Social media and the ability to broadcast one’s opinions across the internet are raising many new issues in defamation law. A recent Tennessee case held that when a Facebook post and picture are posted together, they must be considered together and the communication should be analyzed in its entirety.
In Weidlich v. Rung, No. M2017-00045-COA-R3-CV (Tenn. Ct. App. Oct. 26, 2017), defendant sued plaintiff for defamation over a post plaintiff made on Facebook. Plaintiff and defendant had both attended a heated school board meeting regarding the potential formation of a Gay/Straight Alliance at their local high school. Defendant was in favor of the group, while plaintiff “expressed strong opposition to the formation.” During this time, plaintiff’s wife “made tentative plans to run for” the school board. At a subsequent meeting, defendant saw plaintiff’s vehicle in the parking lot. On the back of the vehicle, plaintiff had a sticker with the Confederate flag and the word “SECEDE;” a sticker with the words “God, Family, The South” next to another Confederate flag; and another sticker that said “The League of the South,” which Defendant testified was a hate group. Defendant took a picture of these stickers and posted it to her Facebook wall, along with the caption: “Free Bonus Prize. The Fisty Family are also white supremacist! We’ll need to keep this handy come election time.”

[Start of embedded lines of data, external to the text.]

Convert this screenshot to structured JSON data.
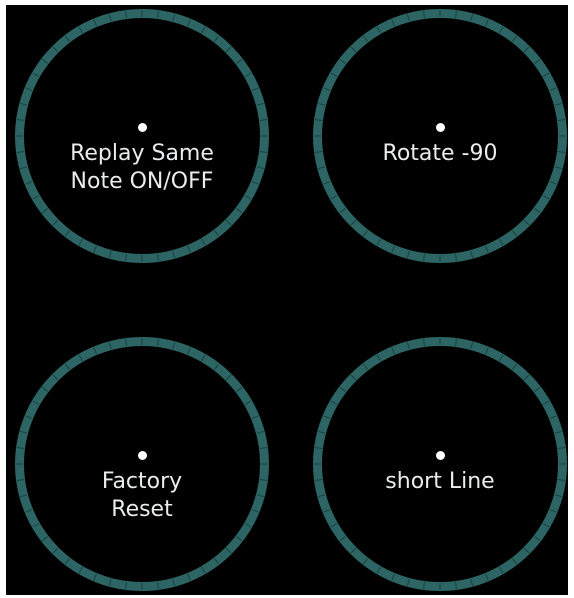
{
  "knobs": [
    {
      "label": "Replay Same\nNote ON/OFF"
    },
    {
      "label": "Rotate -90"
    },
    {
      "label": "Factory\nReset"
    },
    {
      "label": "short Line"
    }
  ],
  "colors": {
    "background": "#000000",
    "ring": "#2c6564",
    "tick": "#1b3f3e",
    "text": "#e8ecec",
    "dot": "#ffffff"
  }
}
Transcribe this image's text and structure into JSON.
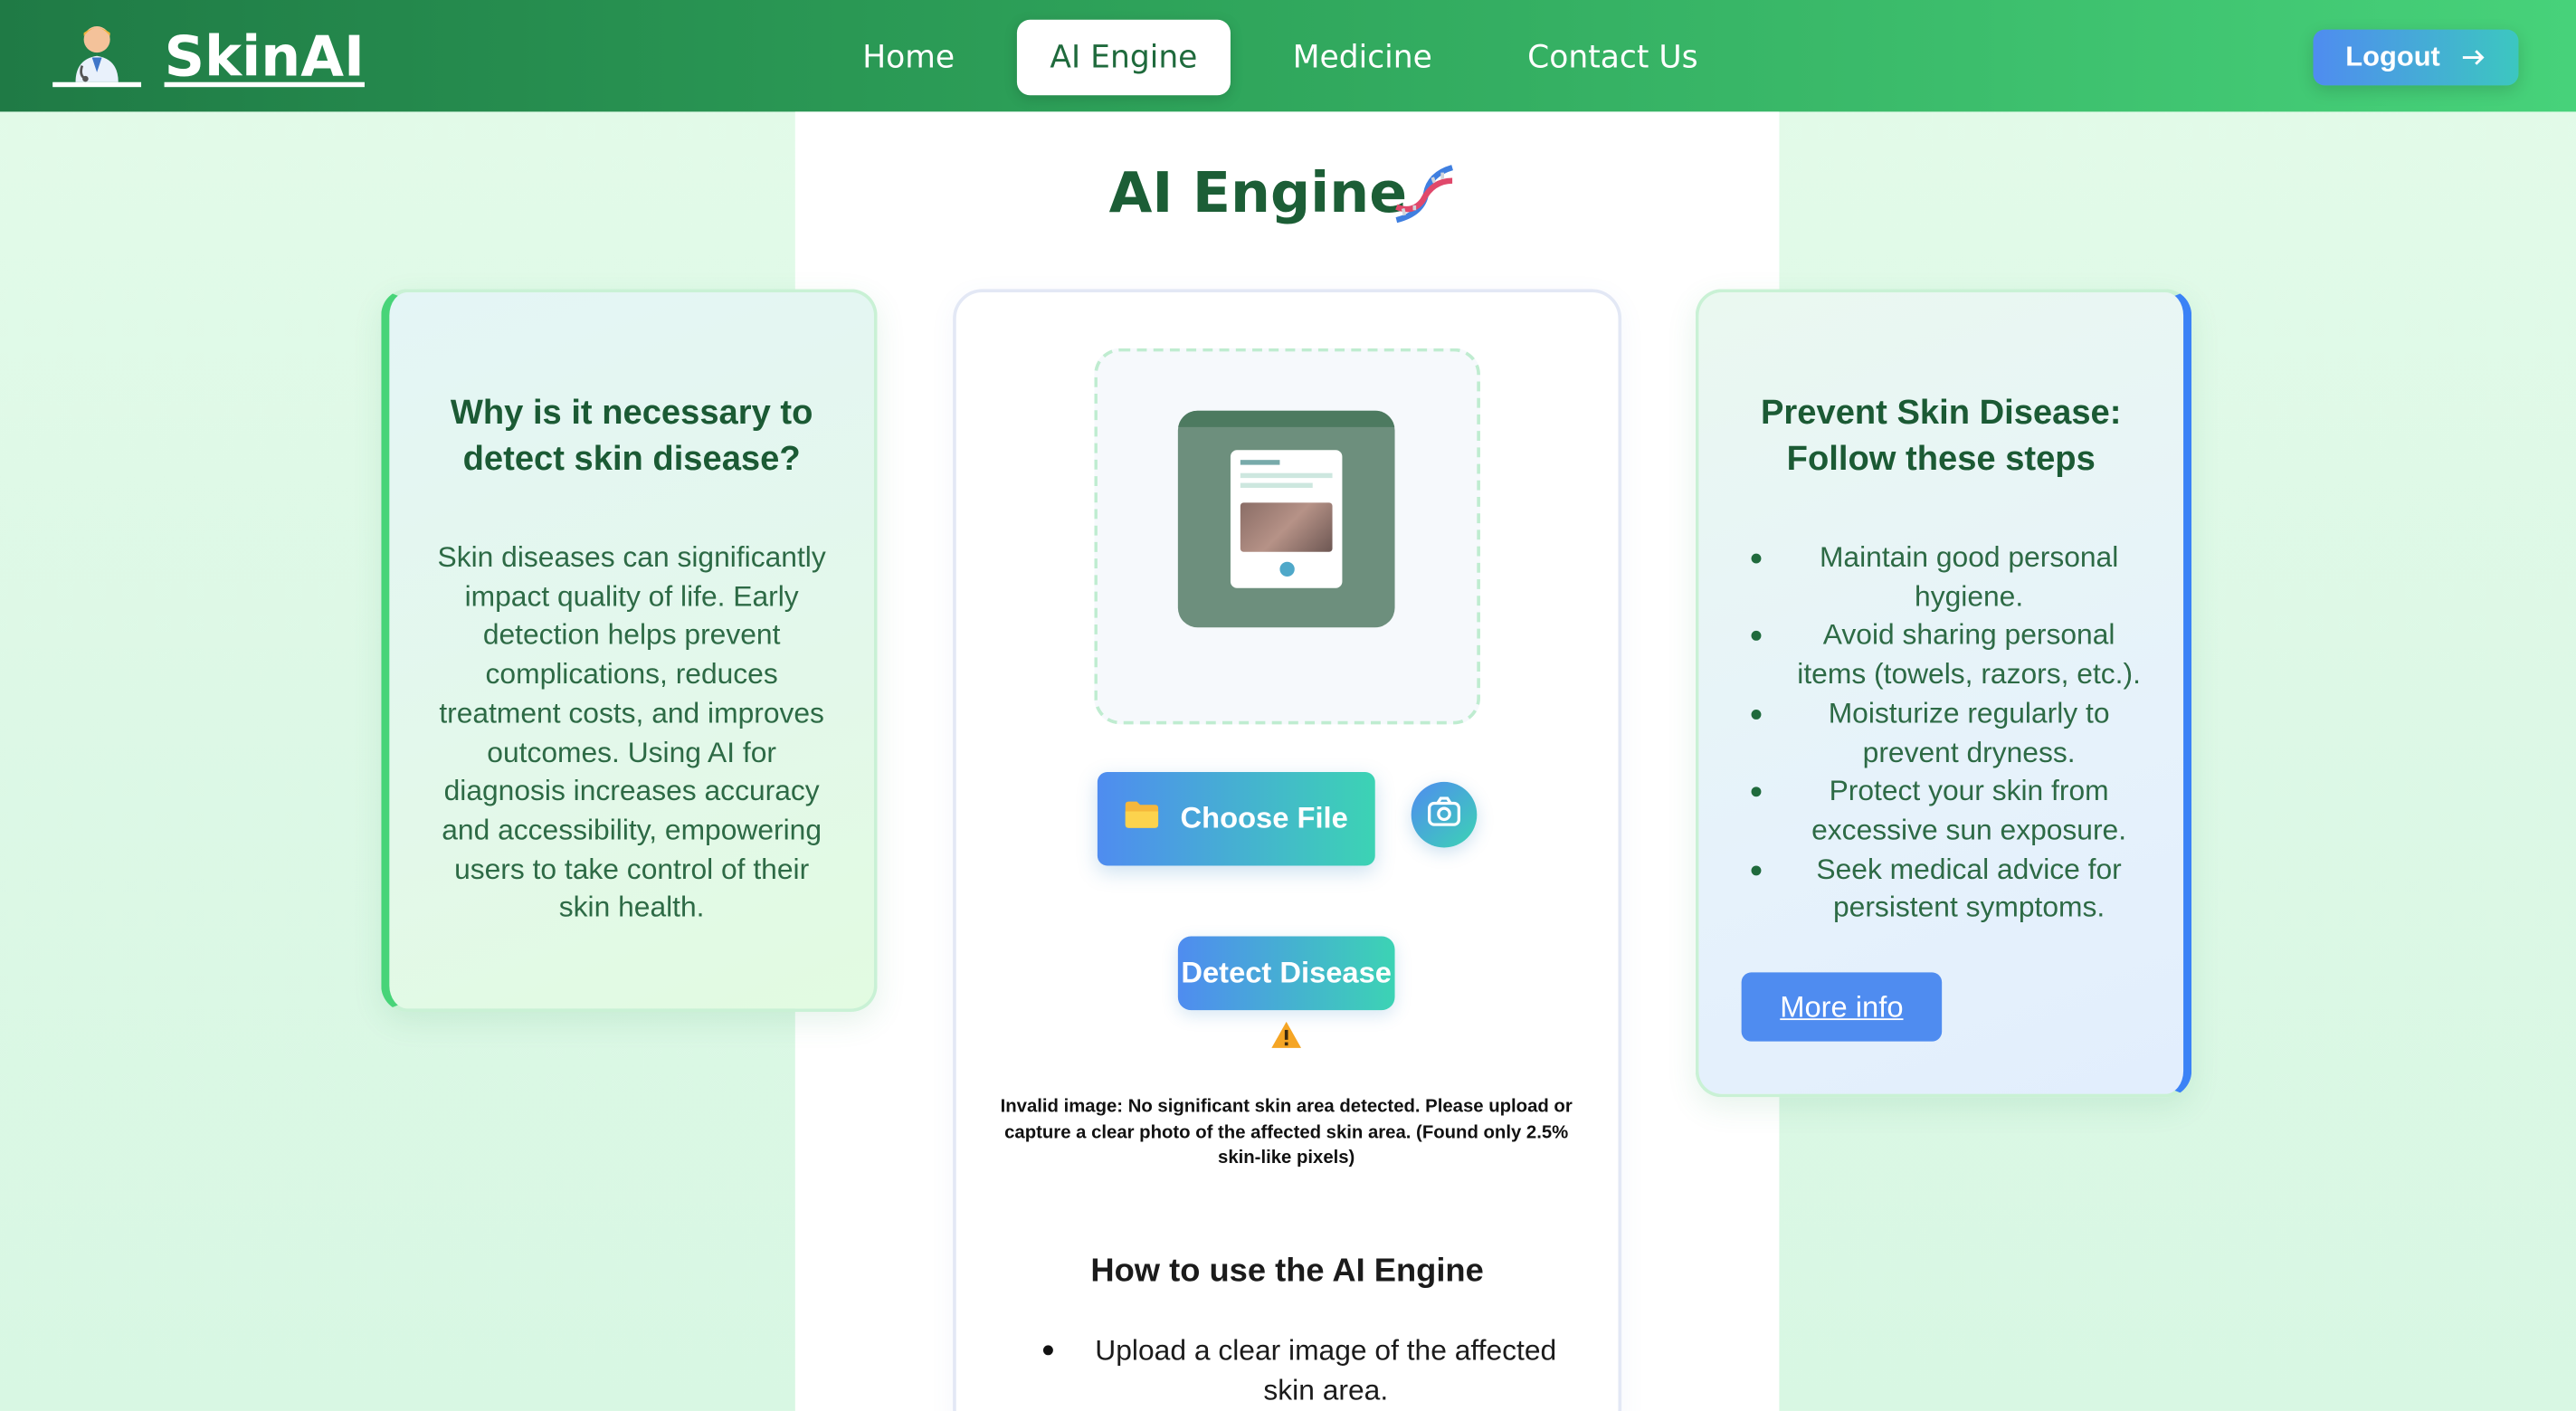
{
  "navbar": {
    "brand": "SkinAI",
    "brand_icon": "doctor-icon",
    "links": [
      {
        "label": "Home",
        "active": false
      },
      {
        "label": "AI Engine",
        "active": true
      },
      {
        "label": "Medicine",
        "active": false
      },
      {
        "label": "Contact Us",
        "active": false
      }
    ],
    "logout_label": "Logout",
    "logout_icon": "arrow-right-icon"
  },
  "page": {
    "title": "AI Engine",
    "title_icon": "dna-icon"
  },
  "left_card": {
    "title": "Why is it necessary to detect skin disease?",
    "body": "Skin diseases can significantly impact quality of life. Early detection helps prevent complications, reduces treatment costs, and improves outcomes. Using AI for diagnosis increases accuracy and accessibility, empowering users to take control of their skin health."
  },
  "right_card": {
    "title": "Prevent Skin Disease: Follow these steps",
    "steps": [
      "Maintain good personal hygiene.",
      "Avoid sharing personal items (towels, razors, etc.).",
      "Moisturize regularly to prevent dryness.",
      "Protect your skin from excessive sun exposure.",
      "Seek medical advice for persistent symptoms."
    ],
    "more_info_label": "More info"
  },
  "upload": {
    "choose_file_label": "Choose File",
    "choose_file_icon": "folder-icon",
    "camera_icon": "camera-icon",
    "detect_label": "Detect Disease",
    "warning_icon": "warning-icon",
    "error_message": "Invalid image: No significant skin area detected. Please upload or capture a clear photo of the affected skin area. (Found only 2.5% skin-like pixels)"
  },
  "howto": {
    "title": "How to use the AI Engine",
    "items": [
      "Upload a clear image of the affected skin area."
    ]
  },
  "colors": {
    "nav_start": "#1f7a45",
    "nav_end": "#47d27a",
    "accent_blue": "#4f8cf0",
    "accent_teal": "#3cd3b4",
    "heading_green": "#1c5e36"
  }
}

Plaintiff sued for defamation based on this Facebook post. The General Sessions Court ruled for defendant, finding that plaintiff “had been unable to establish damages.” In the trial court, plaintiff had a witness testify that the witness stopped using plaintiff’s mechanic shop and had spent around $7,000 using a different service provider. The trial court ruled for plaintiff and awarded him $7,000 in damages and $5,000 in attorney’s fees. In its order, the trial court found that the statement was defamatory, that it was made maliciously, and that at the time of posting neither plaintiff nor his wife were public figures. The Court of Appeals reversed this ruling.